> **PROBLEM DESCRIPTION**
Below are records; write all of them out exactly.

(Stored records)
╔══
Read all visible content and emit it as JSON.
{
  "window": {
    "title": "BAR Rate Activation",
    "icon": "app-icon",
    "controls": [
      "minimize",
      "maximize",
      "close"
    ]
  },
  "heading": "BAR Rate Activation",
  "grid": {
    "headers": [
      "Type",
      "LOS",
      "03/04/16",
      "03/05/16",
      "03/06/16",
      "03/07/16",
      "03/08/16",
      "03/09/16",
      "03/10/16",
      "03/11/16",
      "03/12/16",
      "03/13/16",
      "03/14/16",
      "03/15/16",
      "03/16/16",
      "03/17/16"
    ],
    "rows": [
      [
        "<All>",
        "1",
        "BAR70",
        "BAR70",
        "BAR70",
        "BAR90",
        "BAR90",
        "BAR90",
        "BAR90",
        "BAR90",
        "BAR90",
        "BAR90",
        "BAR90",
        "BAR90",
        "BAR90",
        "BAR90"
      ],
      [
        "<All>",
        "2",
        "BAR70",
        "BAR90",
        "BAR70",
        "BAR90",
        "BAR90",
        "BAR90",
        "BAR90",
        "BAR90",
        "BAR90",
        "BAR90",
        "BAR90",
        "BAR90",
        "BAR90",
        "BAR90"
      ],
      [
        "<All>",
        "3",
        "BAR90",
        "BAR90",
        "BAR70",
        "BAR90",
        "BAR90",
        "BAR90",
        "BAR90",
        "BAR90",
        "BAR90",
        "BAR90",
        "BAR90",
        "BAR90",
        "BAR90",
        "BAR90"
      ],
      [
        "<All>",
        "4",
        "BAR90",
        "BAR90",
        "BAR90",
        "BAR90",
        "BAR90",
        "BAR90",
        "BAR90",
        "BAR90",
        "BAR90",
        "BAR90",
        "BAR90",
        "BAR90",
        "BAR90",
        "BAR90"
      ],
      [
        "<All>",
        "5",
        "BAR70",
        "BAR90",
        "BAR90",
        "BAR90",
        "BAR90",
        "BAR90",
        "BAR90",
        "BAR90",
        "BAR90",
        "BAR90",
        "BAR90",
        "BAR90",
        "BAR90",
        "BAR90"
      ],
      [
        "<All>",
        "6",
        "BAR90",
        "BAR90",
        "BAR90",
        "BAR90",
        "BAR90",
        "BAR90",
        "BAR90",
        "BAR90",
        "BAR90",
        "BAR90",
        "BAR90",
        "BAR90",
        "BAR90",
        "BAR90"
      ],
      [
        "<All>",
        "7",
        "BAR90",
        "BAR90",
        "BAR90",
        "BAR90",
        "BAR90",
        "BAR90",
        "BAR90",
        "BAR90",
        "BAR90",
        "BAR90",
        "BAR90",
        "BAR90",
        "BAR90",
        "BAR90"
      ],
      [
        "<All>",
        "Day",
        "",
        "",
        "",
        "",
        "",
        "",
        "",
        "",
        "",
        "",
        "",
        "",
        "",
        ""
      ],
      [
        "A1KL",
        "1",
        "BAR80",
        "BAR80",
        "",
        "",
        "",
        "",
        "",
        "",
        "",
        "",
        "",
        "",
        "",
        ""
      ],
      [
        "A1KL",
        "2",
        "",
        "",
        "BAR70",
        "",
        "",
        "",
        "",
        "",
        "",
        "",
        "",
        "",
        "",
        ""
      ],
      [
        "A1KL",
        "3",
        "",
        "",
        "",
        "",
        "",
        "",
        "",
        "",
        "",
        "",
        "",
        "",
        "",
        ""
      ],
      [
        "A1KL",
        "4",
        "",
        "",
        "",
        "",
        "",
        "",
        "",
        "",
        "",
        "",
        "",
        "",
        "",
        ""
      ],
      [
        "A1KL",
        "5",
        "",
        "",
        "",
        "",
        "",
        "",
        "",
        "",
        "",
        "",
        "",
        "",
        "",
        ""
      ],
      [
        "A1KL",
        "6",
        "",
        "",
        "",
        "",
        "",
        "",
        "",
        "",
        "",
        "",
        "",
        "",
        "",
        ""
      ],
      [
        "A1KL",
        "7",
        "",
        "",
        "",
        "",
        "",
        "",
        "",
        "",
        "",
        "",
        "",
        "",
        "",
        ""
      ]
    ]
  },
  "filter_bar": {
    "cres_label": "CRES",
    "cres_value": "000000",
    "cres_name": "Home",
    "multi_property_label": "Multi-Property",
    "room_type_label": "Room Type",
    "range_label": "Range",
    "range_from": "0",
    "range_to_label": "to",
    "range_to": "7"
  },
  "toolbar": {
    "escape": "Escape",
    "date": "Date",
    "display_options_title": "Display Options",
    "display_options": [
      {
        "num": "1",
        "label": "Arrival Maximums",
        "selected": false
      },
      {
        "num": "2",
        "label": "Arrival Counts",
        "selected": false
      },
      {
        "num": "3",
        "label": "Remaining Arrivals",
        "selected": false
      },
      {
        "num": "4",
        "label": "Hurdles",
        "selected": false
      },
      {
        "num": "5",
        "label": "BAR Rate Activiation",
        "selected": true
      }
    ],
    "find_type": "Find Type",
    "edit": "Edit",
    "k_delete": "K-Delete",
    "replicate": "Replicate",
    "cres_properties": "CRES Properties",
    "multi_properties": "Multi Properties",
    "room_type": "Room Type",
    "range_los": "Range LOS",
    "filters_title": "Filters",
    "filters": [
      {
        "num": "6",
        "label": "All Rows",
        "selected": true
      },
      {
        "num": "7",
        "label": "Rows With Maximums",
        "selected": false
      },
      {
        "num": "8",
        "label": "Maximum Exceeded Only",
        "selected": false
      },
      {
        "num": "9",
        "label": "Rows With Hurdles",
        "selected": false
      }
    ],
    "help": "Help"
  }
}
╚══
> **TASK ANSWER**
Read all visible content and emit it as JSON.
{
  "window": {
    "title": "BAR Rate Activation",
    "icon": "app-icon",
    "controls": [
      "minimize",
      "maximize",
      "close"
    ]
  },
  "heading": "BAR Rate Activation",
  "grid": {
    "headers": [
      "Type",
      "LOS",
      "03/04/16",
      "03/05/16",
      "03/06/16",
      "03/07/16",
      "03/08/16",
      "03/09/16",
      "03/10/16",
      "03/11/16",
      "03/12/16",
      "03/13/16",
      "03/14/16",
      "03/15/16",
      "03/16/16",
      "03/17/16"
    ],
    "rows": [
      [
        "<All>",
        "1",
        "BAR70",
        "BAR70",
        "BAR70",
        "BAR90",
        "BAR90",
        "BAR90",
        "BAR90",
        "BAR90",
        "BAR90",
        "BAR90",
        "BAR90",
        "BAR90",
        "BAR90",
        "BAR90"
      ],
      [
        "<All>",
        "2",
        "BAR70",
        "BAR90",
        "BAR70",
        "BAR90",
        "BAR90",
        "BAR90",
        "BAR90",
        "BAR90",
        "BAR90",
        "BAR90",
        "BAR90",
        "BAR90",
        "BAR90",
        "BAR90"
      ],
      [
        "<All>",
        "3",
        "BAR90",
        "BAR90",
        "BAR70",
        "BAR90",
        "BAR90",
        "BAR90",
        "BAR90",
        "BAR90",
        "BAR90",
        "BAR90",
        "BAR90",
        "BAR90",
        "BAR90",
        "BAR90"
      ],
      [
        "<All>",
        "4",
        "BAR90",
        "BAR90",
        "BAR90",
        "BAR90",
        "BAR90",
        "BAR90",
        "BAR90",
        "BAR90",
        "BAR90",
        "BAR90",
        "BAR90",
        "BAR90",
        "BAR90",
        "BAR90"
      ],
      [
        "<All>",
        "5",
        "BAR70",
        "BAR90",
        "BAR90",
        "BAR90",
        "BAR90",
        "BAR90",
        "BAR90",
        "BAR90",
        "BAR90",
        "BAR90",
        "BAR90",
        "BAR90",
        "BAR90",
        "BAR90"
      ],
      [
        "<All>",
        "6",
        "BAR90",
        "BAR90",
        "BAR90",
        "BAR90",
        "BAR90",
        "BAR90",
        "BAR90",
        "BAR90",
        "BAR90",
        "BAR90",
        "BAR90",
        "BAR90",
        "BAR90",
        "BAR90"
      ],
      [
        "<All>",
        "7",
        "BAR90",
        "BAR90",
        "BAR90",
        "BAR90",
        "BAR90",
        "BAR90",
        "BAR90",
        "BAR90",
        "BAR90",
        "BAR90",
        "BAR90",
        "BAR90",
        "BAR90",
        "BAR90"
      ],
      [
        "<All>",
        "Day",
        "",
        "",
        "",
        "",
        "",
        "",
        "",
        "",
        "",
        "",
        "",
        "",
        "",
        ""
      ],
      [
        "A1KL",
        "1",
        "BAR80",
        "BAR80",
        "",
        "",
        "",
        "",
        "",
        "",
        "",
        "",
        "",
        "",
        "",
        ""
      ],
      [
        "A1KL",
        "2",
        "",
        "",
        "BAR70",
        "",
        "",
        "",
        "",
        "",
        "",
        "",
        "",
        "",
        "",
        ""
      ],
      [
        "A1KL",
        "3",
        "",
        "",
        "",
        "",
        "",
        "",
        "",
        "",
        "",
        "",
        "",
        "",
        "",
        ""
      ],
      [
        "A1KL",
        "4",
        "",
        "",
        "",
        "",
        "",
        "",
        "",
        "",
        "",
        "",
        "",
        "",
        "",
        ""
      ],
      [
        "A1KL",
        "5",
        "",
        "",
        "",
        "",
        "",
        "",
        "",
        "",
        "",
        "",
        "",
        "",
        "",
        ""
      ],
      [
        "A1KL",
        "6",
        "",
        "",
        "",
        "",
        "",
        "",
        "",
        "",
        "",
        "",
        "",
        "",
        "",
        ""
      ],
      [
        "A1KL",
        "7",
        "",
        "",
        "",
        "",
        "",
        "",
        "",
        "",
        "",
        "",
        "",
        "",
        "",
        ""
      ]
    ]
  },
  "filter_bar": {
    "cres_label": "CRES",
    "cres_value": "000000",
    "cres_name": "Home",
    "multi_property_label": "Multi-Property",
    "room_type_label": "Room Type",
    "range_label": "Range",
    "range_from": "0",
    "range_to_label": "to",
    "range_to": "7"
  },
  "toolbar": {
    "escape": "Escape",
    "date": "Date",
    "display_options_title": "Display Options",
    "display_options": [
      {
        "num": "1",
        "label": "Arrival Maximums",
        "selected": false
      },
      {
        "num": "2",
        "label": "Arrival Counts",
        "selected": false
      },
      {
        "num": "3",
        "label": "Remaining Arrivals",
        "selected": false
      },
      {
        "num": "4",
        "label": "Hurdles",
        "selected": false
      },
      {
        "num": "5",
        "label": "BAR Rate Activiation",
        "selected": true
      }
    ],
    "find_type": "Find Type",
    "edit": "Edit",
    "k_delete": "K-Delete",
    "replicate": "Replicate",
    "cres_properties": "CRES Properties",
    "multi_properties": "Multi Properties",
    "room_type": "Room Type",
    "range_los": "Range LOS",
    "filters_title": "Filters",
    "filters": [
      {
        "num": "6",
        "label": "All Rows",
        "selected": true
      },
      {
        "num": "7",
        "label": "Rows With Maximums",
        "selected": false
      },
      {
        "num": "8",
        "label": "Maximum Exceeded Only",
        "selected": false
      },
      {
        "num": "9",
        "label": "Rows With Hurdles",
        "selected": false
      }
    ],
    "help": "Help"
  }
}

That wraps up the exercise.